As we’ve already established, there are a number of signs that your peppers are ready for the picking. There’s no need to pick a pepper that isn’t ready to be harvested. If it’s ready to go, then harvest it!

2. Grab the Plant Gently

Take one of your hands and very gently grab onto the branch of the plant. This should be a branch right underneath the pepper, since you don’t want to disturb the rest of the plant when you are trying to get the pepper down.

3. Pull on the Pepper in an Upwards Motion

You will tend to find that your jalapeno is hanging downwards, and the bottom will be facing the ground. These plants have curved stems coming from the pepper’s top to the stem. As such, you will need to pull the pepper upwards in order to detach it from the plant. 

4. Break Away Cleanly

You shouldn’t have to yank, tear or twist the pepper. If it’s ripe then it should come off easily, with no need to damage the plant. Gently pull the pepper off the plant.

If you would prefer, you can also cut the jalapenos off using a pair of scissors or specifically made pruning shears.
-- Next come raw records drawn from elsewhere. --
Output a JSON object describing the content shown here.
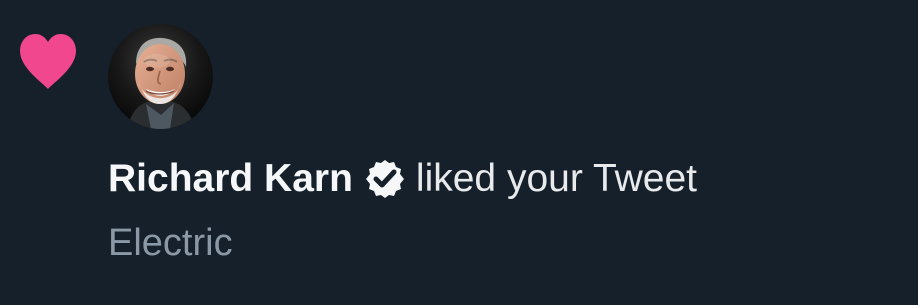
{
  "notification": {
    "type_icon": "heart-icon",
    "user": {
      "avatar": "user-avatar",
      "name": "Richard Karn",
      "verified_icon": "verified-badge-icon"
    },
    "action_text": "liked your Tweet",
    "tweet_preview": "Electric"
  },
  "colors": {
    "background": "#16202b",
    "heart": "#f0478f",
    "primary_text": "#e8eaec",
    "secondary_text": "#8b98a5",
    "verified_badge": "#f5f7f9"
  }
}
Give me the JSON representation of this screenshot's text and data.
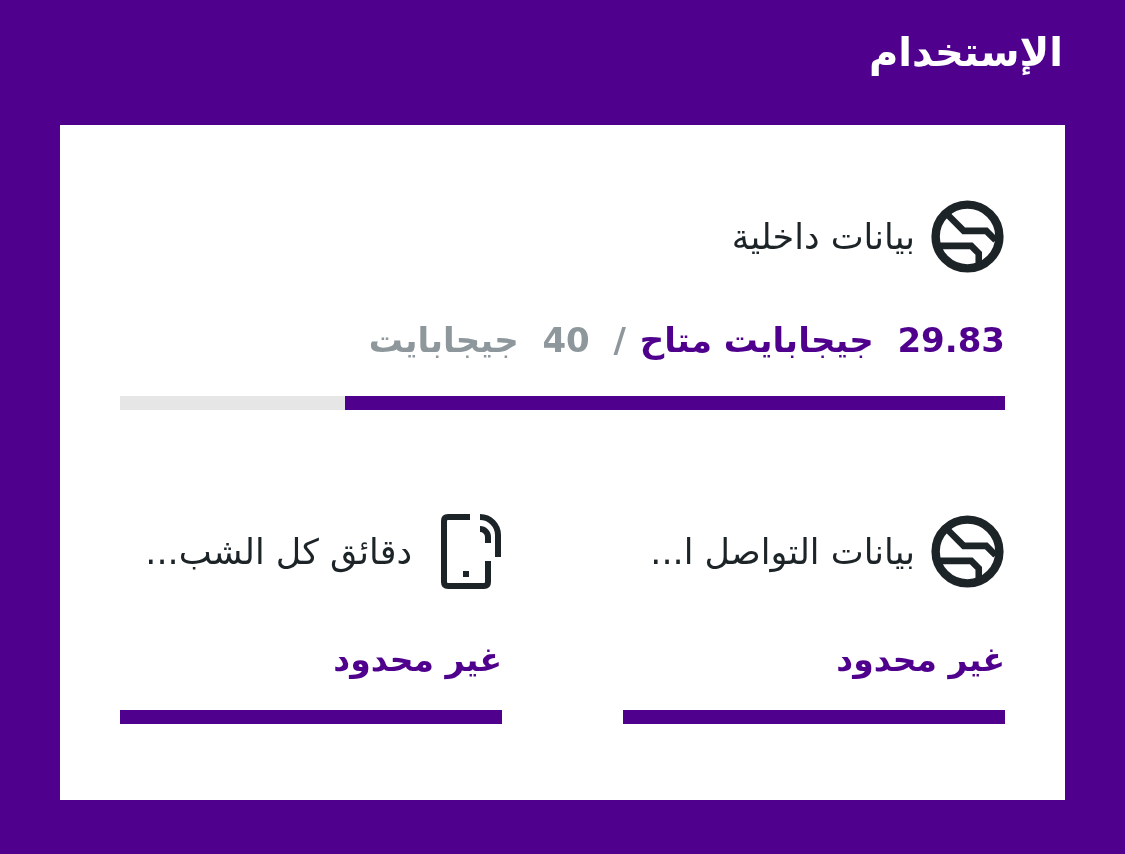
{
  "page": {
    "title": "الإستخدام"
  },
  "main_balance": {
    "kind": "data",
    "title": "بيانات داخلية",
    "available": "29.83  جيجابايت متاح",
    "total": "/  40  جيجابايت",
    "level": 0.746
  },
  "allowances": [
    {
      "kind": "data",
      "title": "بيانات التواصل ا...",
      "value": "غير محدود",
      "level": 1
    },
    {
      "kind": "calls",
      "title": "دقائق كل الشب...",
      "value": "غير محدود",
      "level": 1
    }
  ]
}
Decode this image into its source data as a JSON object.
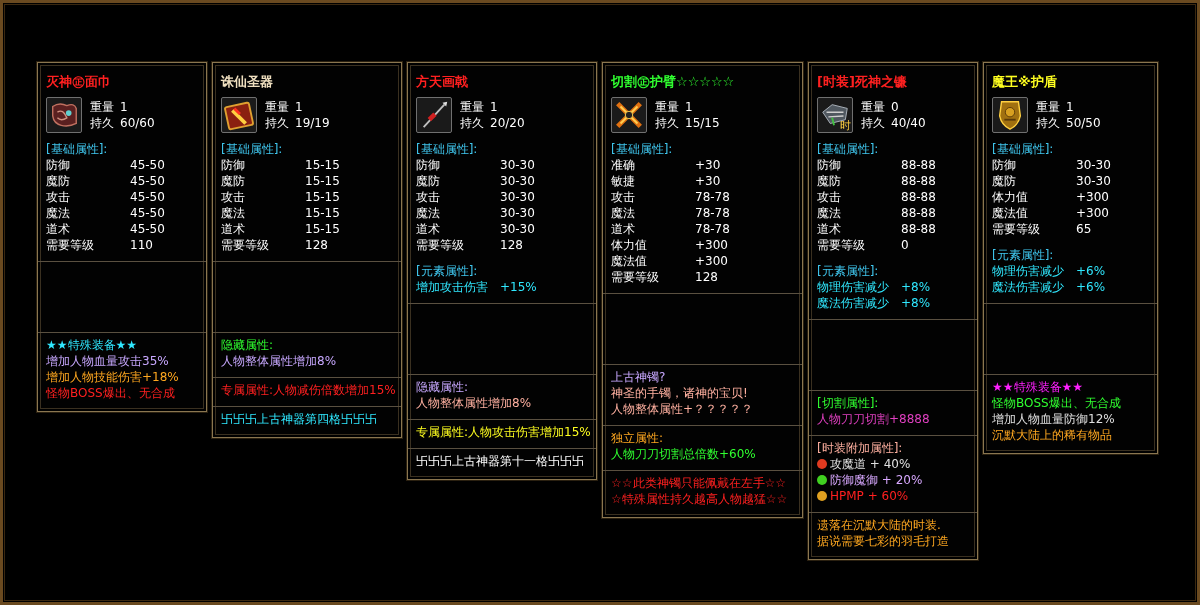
{
  "cards": [
    {
      "title": "灭神㊣面巾",
      "meta": [
        {
          "label": "重量",
          "value": "1"
        },
        {
          "label": "持久",
          "value": "60/60"
        }
      ],
      "sections": [
        {
          "kind": "stats",
          "header": "[基础属性]:",
          "rows": [
            {
              "label": "防御",
              "value": "45-50"
            },
            {
              "label": "魔防",
              "value": "45-50"
            },
            {
              "label": "攻击",
              "value": "45-50"
            },
            {
              "label": "魔法",
              "value": "45-50"
            },
            {
              "label": "道术",
              "value": "45-50"
            },
            {
              "label": "需要等级",
              "value": "110"
            }
          ]
        },
        {
          "kind": "blank"
        },
        {
          "kind": "text",
          "lines": [
            {
              "text": "★★特殊装备★★"
            },
            {
              "text": "增加人物血量攻击35%"
            },
            {
              "text": "增加人物技能伤害+18%"
            },
            {
              "text": "怪物BOSS爆出、无合成"
            }
          ]
        }
      ]
    },
    {
      "title": "诛仙圣器",
      "meta": [
        {
          "label": "重量",
          "value": "1"
        },
        {
          "label": "持久",
          "value": "19/19"
        }
      ],
      "sections": [
        {
          "kind": "stats",
          "header": "[基础属性]:",
          "rows": [
            {
              "label": "防御",
              "value": "15-15"
            },
            {
              "label": "魔防",
              "value": "15-15"
            },
            {
              "label": "攻击",
              "value": "15-15"
            },
            {
              "label": "魔法",
              "value": "15-15"
            },
            {
              "label": "道术",
              "value": "15-15"
            },
            {
              "label": "需要等级",
              "value": "128"
            }
          ]
        },
        {
          "kind": "blank"
        },
        {
          "kind": "text",
          "lines": [
            {
              "text": "隐藏属性:"
            },
            {
              "text": "人物整体属性增加8%"
            }
          ]
        },
        {
          "kind": "text",
          "lines": [
            {
              "text": "专属属性:人物减伤倍数增加15%"
            }
          ]
        },
        {
          "kind": "text",
          "lines": [
            {
              "text": "卐卐卐上古神器第四格卐卐卐"
            }
          ]
        }
      ]
    },
    {
      "title": "方天画戟",
      "meta": [
        {
          "label": "重量",
          "value": "1"
        },
        {
          "label": "持久",
          "value": "20/20"
        }
      ],
      "sections": [
        {
          "kind": "stats",
          "header": "[基础属性]:",
          "rows": [
            {
              "label": "防御",
              "value": "30-30"
            },
            {
              "label": "魔防",
              "value": "30-30"
            },
            {
              "label": "攻击",
              "value": "30-30"
            },
            {
              "label": "魔法",
              "value": "30-30"
            },
            {
              "label": "道术",
              "value": "30-30"
            },
            {
              "label": "需要等级",
              "value": "128"
            }
          ]
        },
        {
          "kind": "stats",
          "header": "[元素属性]:",
          "rows": [
            {
              "label": "增加攻击伤害",
              "value": "+15%"
            }
          ]
        },
        {
          "kind": "blank"
        },
        {
          "kind": "text",
          "lines": [
            {
              "text": "隐藏属性:"
            },
            {
              "text": "人物整体属性增加8%"
            }
          ]
        },
        {
          "kind": "text",
          "lines": [
            {
              "text": "专属属性:人物攻击伤害增加15%"
            }
          ]
        },
        {
          "kind": "text",
          "lines": [
            {
              "text": "卐卐卐上古神器第十一格卐卐卐"
            }
          ]
        }
      ]
    },
    {
      "title": "切割㊣护臂☆☆☆☆☆",
      "meta": [
        {
          "label": "重量",
          "value": "1"
        },
        {
          "label": "持久",
          "value": "15/15"
        }
      ],
      "sections": [
        {
          "kind": "stats",
          "header": "[基础属性]:",
          "rows": [
            {
              "label": "准确",
              "value": "+30"
            },
            {
              "label": "敏捷",
              "value": "+30"
            },
            {
              "label": "攻击",
              "value": "78-78"
            },
            {
              "label": "魔法",
              "value": "78-78"
            },
            {
              "label": "道术",
              "value": "78-78"
            },
            {
              "label": "体力值",
              "value": "+300"
            },
            {
              "label": "魔法值",
              "value": "+300"
            },
            {
              "label": "需要等级",
              "value": "128"
            }
          ]
        },
        {
          "kind": "blank"
        },
        {
          "kind": "text",
          "lines": [
            {
              "text": "上古神镯?"
            },
            {
              "text": "神圣的手镯，诸神的宝贝!"
            },
            {
              "text": "人物整体属性+？？？？？"
            }
          ]
        },
        {
          "kind": "text",
          "lines": [
            {
              "text": "独立属性:"
            },
            {
              "text": "人物刀刀切割总倍数+60%"
            }
          ]
        },
        {
          "kind": "text",
          "lines": [
            {
              "text": "☆☆此类神镯只能佩戴在左手☆☆"
            },
            {
              "text": "☆特殊属性持久越高人物越猛☆☆"
            }
          ]
        }
      ]
    },
    {
      "title": "[时装]死神之镰",
      "icon_badge": "时",
      "meta": [
        {
          "label": "重量",
          "value": "0"
        },
        {
          "label": "持久",
          "value": "40/40"
        }
      ],
      "sections": [
        {
          "kind": "stats",
          "header": "[基础属性]:",
          "rows": [
            {
              "label": "防御",
              "value": "88-88"
            },
            {
              "label": "魔防",
              "value": "88-88"
            },
            {
              "label": "攻击",
              "value": "88-88"
            },
            {
              "label": "魔法",
              "value": "88-88"
            },
            {
              "label": "道术",
              "value": "88-88"
            },
            {
              "label": "需要等级",
              "value": "0"
            }
          ]
        },
        {
          "kind": "stats",
          "header": "[元素属性]:",
          "rows": [
            {
              "label": "物理伤害减少",
              "value": "+8%"
            },
            {
              "label": "魔法伤害减少",
              "value": "+8%"
            }
          ]
        },
        {
          "kind": "blank"
        },
        {
          "kind": "text",
          "lines": [
            {
              "text": "[切割属性]:"
            },
            {
              "text": "人物刀刀切割+8888"
            }
          ]
        },
        {
          "kind": "text",
          "lines": [
            {
              "text": "[时装附加属性]:"
            },
            {
              "text": "攻魔道 + 40%",
              "color": "#e03a20"
            },
            {
              "text": "防御魔御 + 20%",
              "color": "#40d020"
            },
            {
              "text": "HPMP + 60%",
              "color": "#e0a020"
            }
          ]
        },
        {
          "kind": "text",
          "lines": [
            {
              "text": "遗落在沉默大陆的时装."
            },
            {
              "text": "据说需要七彩的羽毛打造"
            }
          ]
        }
      ]
    },
    {
      "title": "魔王※护盾",
      "meta": [
        {
          "label": "重量",
          "value": "1"
        },
        {
          "label": "持久",
          "value": "50/50"
        }
      ],
      "sections": [
        {
          "kind": "stats",
          "header": "[基础属性]:",
          "rows": [
            {
              "label": "防御",
              "value": "30-30"
            },
            {
              "label": "魔防",
              "value": "30-30"
            },
            {
              "label": "体力值",
              "value": "+300"
            },
            {
              "label": "魔法值",
              "value": "+300"
            },
            {
              "label": "需要等级",
              "value": "65"
            }
          ]
        },
        {
          "kind": "stats",
          "header": "[元素属性]:",
          "rows": [
            {
              "label": "物理伤害减少",
              "value": "+6%"
            },
            {
              "label": "魔法伤害减少",
              "value": "+6%"
            }
          ]
        },
        {
          "kind": "blank"
        },
        {
          "kind": "text",
          "lines": [
            {
              "text": "★★特殊装备★★"
            },
            {
              "text": "怪物BOSS爆出、无合成"
            },
            {
              "text": "增加人物血量防御12%"
            },
            {
              "text": "沉默大陆上的稀有物品"
            }
          ]
        }
      ]
    }
  ]
}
Can my Jalapeno Look Red In Color?

You may have had a shock when you went out to harvest your jalapenos - it’s become red! Is it even possible to eat these jalapenos - is it safe? It can be quite the shocking sight to see your green jalapeno suddenly becoming red.
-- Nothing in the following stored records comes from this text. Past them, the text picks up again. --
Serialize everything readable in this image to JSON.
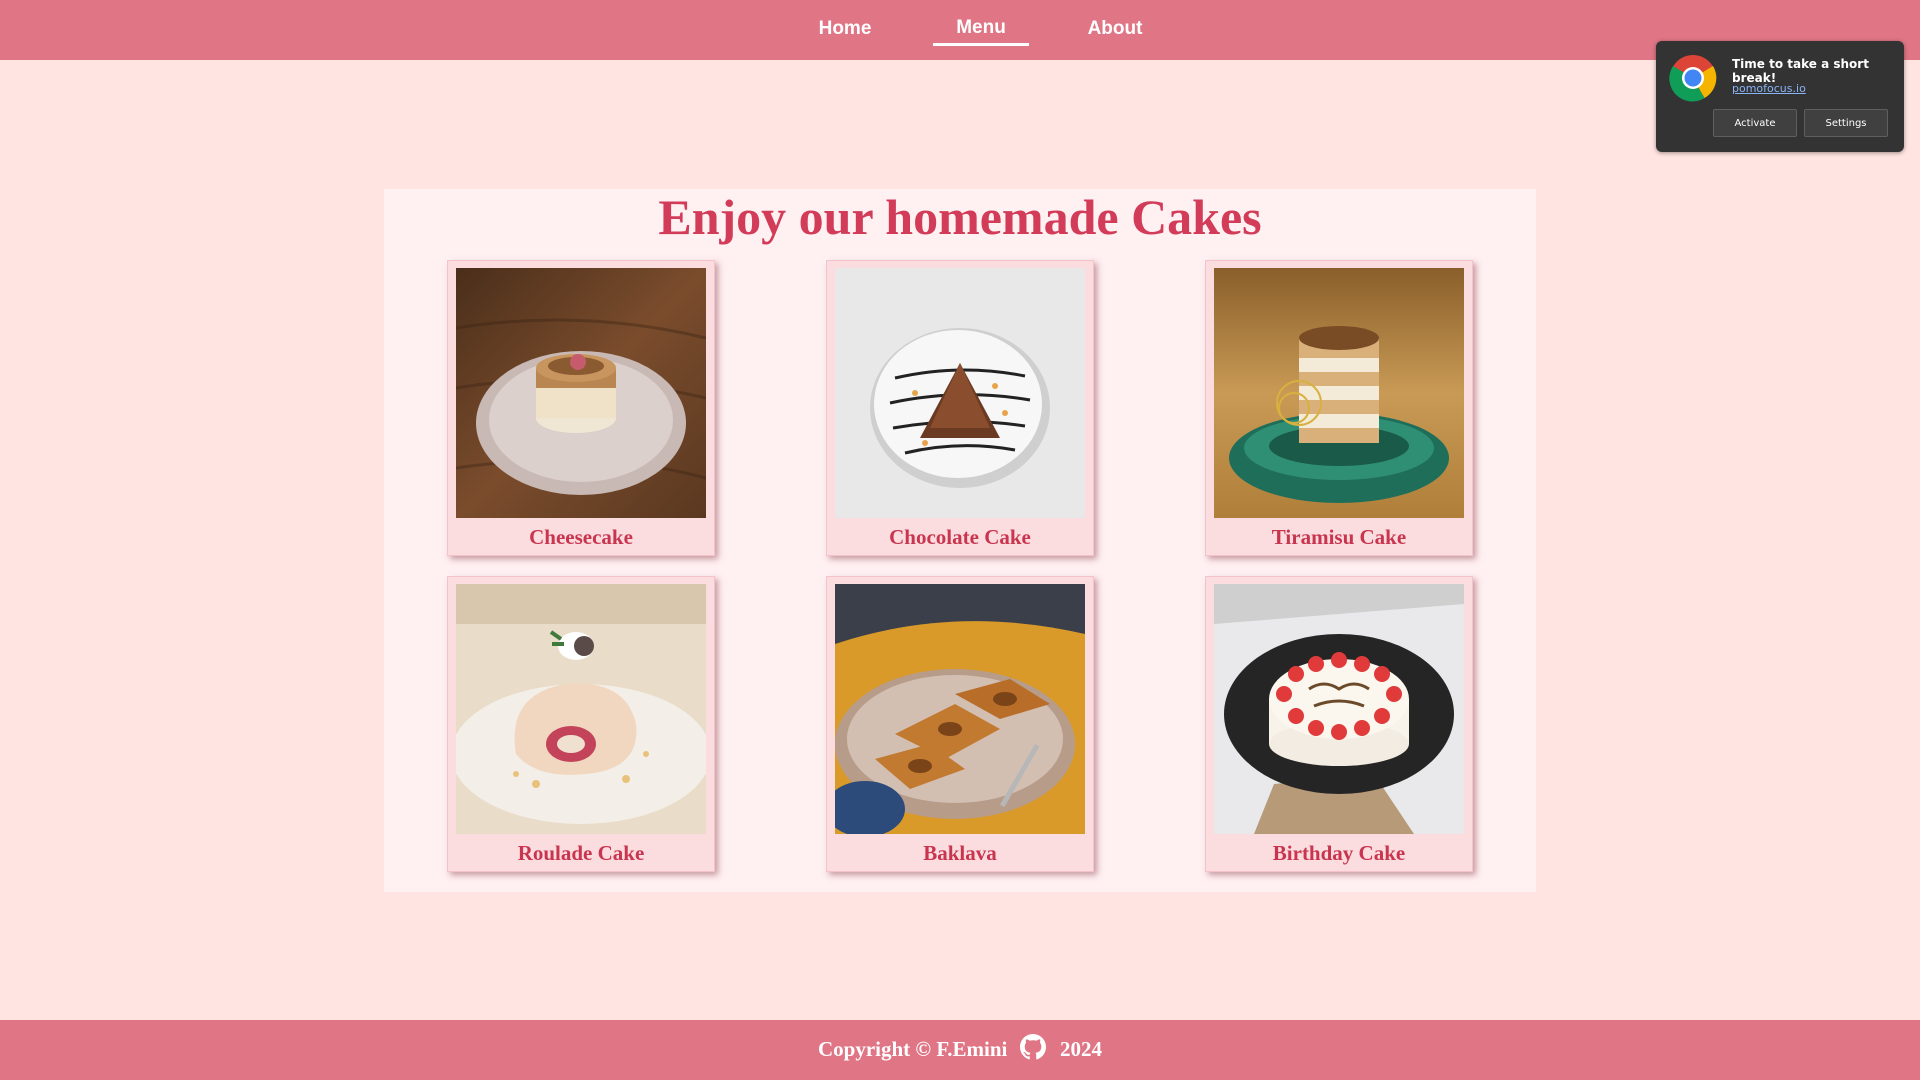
{
  "nav": {
    "items": [
      {
        "label": "Home"
      },
      {
        "label": "Menu"
      },
      {
        "label": "About"
      }
    ],
    "active": "Menu"
  },
  "main": {
    "title": "Enjoy our homemade Cakes",
    "cakes": [
      {
        "name": "Cheesecake"
      },
      {
        "name": "Chocolate Cake"
      },
      {
        "name": "Tiramisu Cake"
      },
      {
        "name": "Roulade Cake"
      },
      {
        "name": "Baklava"
      },
      {
        "name": "Birthday Cake"
      }
    ]
  },
  "footer": {
    "copyright": "Copyright © F.Emini",
    "year": "2024",
    "icon": "github-icon"
  },
  "notification": {
    "title": "Time to take a short break!",
    "link": "pomofocus.io",
    "buttons": [
      {
        "label": "Activate"
      },
      {
        "label": "Settings"
      }
    ],
    "icon": "chrome-icon"
  },
  "colors": {
    "accent": "#df7585",
    "title": "#d23c58",
    "background": "#ffe4e1"
  }
}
Thankfully for you, there’s absolutely no need to worry. A jalapeno will usually turn red after it’s had additional time to ripen. Pretty much all standard jalapeno peppers become red after a time if you let them completely ripen. It tends to happen in the later stages of the pepper’s growth.

Some people prefer their peppers to be red instead of green. If this sounds like you, then all you need to do is allow them to remain on the plant for a longer amount of time. It’s worth noting though that you should harvest the jalapenos sooner if you think that a frost may be coming, as this can damage your peppers.

Will my Jalapenos be Hotter if they are Red?

This is a pretty common question. Will your jalapeno burn your tongue off if it’s red? They certainly look more spicy thanks to the color, so what gives?

Actually, a lot of jalapenos are a little spicier than their green counterparts. This is because leaving a pepper to age for longer allows them to produce more capsaicin, which makes them spicier. Since a red pepper is older than a green one, it stands to reason that it will be spicier.

Jalapenos can sometimes continue to ripen off the plant if they were starting to turn red at the moment of harvesting, but they will not redden if you picked a pepper that was under ripe. You can also speed up the ripening process by putting the jalapenos in a closed brown paper bag.

How Can I Remove My Jalapeno Plants?

You may be thinking that it’s time to toss the plants away after the season has finished. In reality, this may not be necessary. 

Now, of course you can just toss them away into your compost. They are biodegradable and organic, after all. Alternatively you can allow them to stay in place throughout the winter, but you will need to prune them a lot to ensure that they are safe. You’ll then need to keep them alive for a while indoors. Most people prefer not to do it because it can be challenging to overwinter a jalapeno plant. 


So that was everything that you needed to know about harvesting jalapenos. It’s fairly simple as long as you know what you’re doing. Now you can harvest your spicy peppers with plenty of confidence!